GOAL OF THE EXERCISE:
Pull every line holding the string "icon" from the records below.

SUPPLIED DATA:
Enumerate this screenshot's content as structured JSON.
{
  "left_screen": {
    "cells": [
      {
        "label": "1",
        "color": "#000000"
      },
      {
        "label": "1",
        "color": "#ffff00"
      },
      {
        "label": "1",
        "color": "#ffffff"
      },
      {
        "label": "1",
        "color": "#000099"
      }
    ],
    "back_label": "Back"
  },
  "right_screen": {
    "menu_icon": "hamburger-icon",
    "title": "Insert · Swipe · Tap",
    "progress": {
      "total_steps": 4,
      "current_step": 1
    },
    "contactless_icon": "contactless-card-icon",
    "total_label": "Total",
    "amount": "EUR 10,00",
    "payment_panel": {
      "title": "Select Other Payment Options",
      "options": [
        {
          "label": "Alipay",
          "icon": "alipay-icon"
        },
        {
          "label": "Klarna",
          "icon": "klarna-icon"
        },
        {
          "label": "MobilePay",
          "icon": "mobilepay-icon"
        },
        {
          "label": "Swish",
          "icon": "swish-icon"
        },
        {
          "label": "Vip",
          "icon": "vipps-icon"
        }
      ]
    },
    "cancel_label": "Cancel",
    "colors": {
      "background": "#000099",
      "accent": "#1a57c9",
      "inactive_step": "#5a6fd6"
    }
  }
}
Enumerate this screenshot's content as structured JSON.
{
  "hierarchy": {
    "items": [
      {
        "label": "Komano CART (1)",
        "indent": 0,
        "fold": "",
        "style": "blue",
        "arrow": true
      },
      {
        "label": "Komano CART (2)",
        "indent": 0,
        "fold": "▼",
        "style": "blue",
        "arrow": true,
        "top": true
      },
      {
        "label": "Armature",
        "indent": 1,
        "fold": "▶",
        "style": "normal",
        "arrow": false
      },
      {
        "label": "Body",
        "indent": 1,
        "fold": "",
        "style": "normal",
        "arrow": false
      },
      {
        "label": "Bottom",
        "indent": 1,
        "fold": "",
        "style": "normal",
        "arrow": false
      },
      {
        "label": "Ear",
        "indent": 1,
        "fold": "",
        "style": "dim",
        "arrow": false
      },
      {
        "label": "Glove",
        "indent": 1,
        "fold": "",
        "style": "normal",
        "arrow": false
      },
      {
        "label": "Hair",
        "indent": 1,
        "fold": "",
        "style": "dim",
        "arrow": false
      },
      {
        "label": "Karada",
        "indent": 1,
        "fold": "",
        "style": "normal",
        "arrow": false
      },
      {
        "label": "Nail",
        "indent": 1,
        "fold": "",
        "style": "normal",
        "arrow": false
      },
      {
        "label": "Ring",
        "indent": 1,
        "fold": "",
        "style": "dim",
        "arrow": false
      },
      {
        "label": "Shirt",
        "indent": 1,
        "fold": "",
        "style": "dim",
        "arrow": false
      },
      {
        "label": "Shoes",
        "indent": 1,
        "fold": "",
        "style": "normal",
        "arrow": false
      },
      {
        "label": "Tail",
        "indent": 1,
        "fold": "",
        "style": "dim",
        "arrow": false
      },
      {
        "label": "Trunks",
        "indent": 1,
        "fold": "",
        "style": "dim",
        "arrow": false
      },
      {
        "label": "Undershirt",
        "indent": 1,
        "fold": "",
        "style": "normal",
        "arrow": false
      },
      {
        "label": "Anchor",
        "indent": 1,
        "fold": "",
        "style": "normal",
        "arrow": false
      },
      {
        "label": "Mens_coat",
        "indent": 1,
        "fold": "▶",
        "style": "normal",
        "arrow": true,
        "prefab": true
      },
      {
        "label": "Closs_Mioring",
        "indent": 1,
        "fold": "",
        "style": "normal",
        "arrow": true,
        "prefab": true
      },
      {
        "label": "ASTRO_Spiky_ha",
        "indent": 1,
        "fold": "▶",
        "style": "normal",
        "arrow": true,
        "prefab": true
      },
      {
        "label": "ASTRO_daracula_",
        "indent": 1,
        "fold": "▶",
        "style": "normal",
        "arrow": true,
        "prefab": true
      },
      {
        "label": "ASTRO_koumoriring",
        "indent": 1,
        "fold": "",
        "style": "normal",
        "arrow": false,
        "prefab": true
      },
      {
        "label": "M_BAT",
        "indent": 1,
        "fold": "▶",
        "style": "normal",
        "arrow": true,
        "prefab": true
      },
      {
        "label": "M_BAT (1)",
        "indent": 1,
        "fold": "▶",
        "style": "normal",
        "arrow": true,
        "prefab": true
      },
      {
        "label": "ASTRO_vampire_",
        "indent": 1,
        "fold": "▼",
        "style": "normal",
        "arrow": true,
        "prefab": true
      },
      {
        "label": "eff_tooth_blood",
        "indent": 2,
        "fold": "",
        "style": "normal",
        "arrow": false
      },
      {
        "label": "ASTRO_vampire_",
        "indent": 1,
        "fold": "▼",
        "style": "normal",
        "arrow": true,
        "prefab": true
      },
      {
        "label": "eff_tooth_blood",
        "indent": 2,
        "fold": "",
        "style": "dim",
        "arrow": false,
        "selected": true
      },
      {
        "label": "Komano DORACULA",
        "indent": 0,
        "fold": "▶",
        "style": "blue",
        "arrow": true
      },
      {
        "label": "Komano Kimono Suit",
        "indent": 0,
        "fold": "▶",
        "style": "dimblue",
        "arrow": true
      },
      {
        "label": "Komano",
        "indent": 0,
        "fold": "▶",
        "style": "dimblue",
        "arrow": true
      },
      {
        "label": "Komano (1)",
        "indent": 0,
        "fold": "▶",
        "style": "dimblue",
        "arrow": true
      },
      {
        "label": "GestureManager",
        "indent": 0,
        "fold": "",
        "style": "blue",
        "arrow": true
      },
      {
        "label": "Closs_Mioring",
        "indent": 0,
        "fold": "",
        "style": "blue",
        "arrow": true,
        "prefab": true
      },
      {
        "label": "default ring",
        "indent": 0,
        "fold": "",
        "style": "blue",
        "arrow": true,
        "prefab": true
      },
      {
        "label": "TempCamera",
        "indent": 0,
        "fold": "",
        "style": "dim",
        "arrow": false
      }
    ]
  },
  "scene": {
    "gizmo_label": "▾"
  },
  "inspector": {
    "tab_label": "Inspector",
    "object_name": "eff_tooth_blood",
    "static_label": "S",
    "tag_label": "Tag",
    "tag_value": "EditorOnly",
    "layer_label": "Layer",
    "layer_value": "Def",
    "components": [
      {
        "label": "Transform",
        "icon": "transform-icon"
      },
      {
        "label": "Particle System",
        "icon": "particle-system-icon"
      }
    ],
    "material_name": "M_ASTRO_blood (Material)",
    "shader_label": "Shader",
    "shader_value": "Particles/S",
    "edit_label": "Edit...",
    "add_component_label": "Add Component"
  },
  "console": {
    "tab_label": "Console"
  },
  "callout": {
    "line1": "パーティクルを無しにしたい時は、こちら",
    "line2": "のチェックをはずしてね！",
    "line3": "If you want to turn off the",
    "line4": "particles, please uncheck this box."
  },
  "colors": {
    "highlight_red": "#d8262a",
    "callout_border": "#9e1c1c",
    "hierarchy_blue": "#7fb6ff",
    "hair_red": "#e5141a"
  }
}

EXERCISE SOLUTION:
    "menu_icon": "hamburger-icon",
    "contactless_icon": "contactless-card-icon",
          "icon": "alipay-icon"
          "icon": "klarna-icon"
          "icon": "mobilepay-icon"
          "icon": "swish-icon"
          "icon": "vipps-icon"
        "icon": "transform-icon"
        "icon": "particle-system-icon"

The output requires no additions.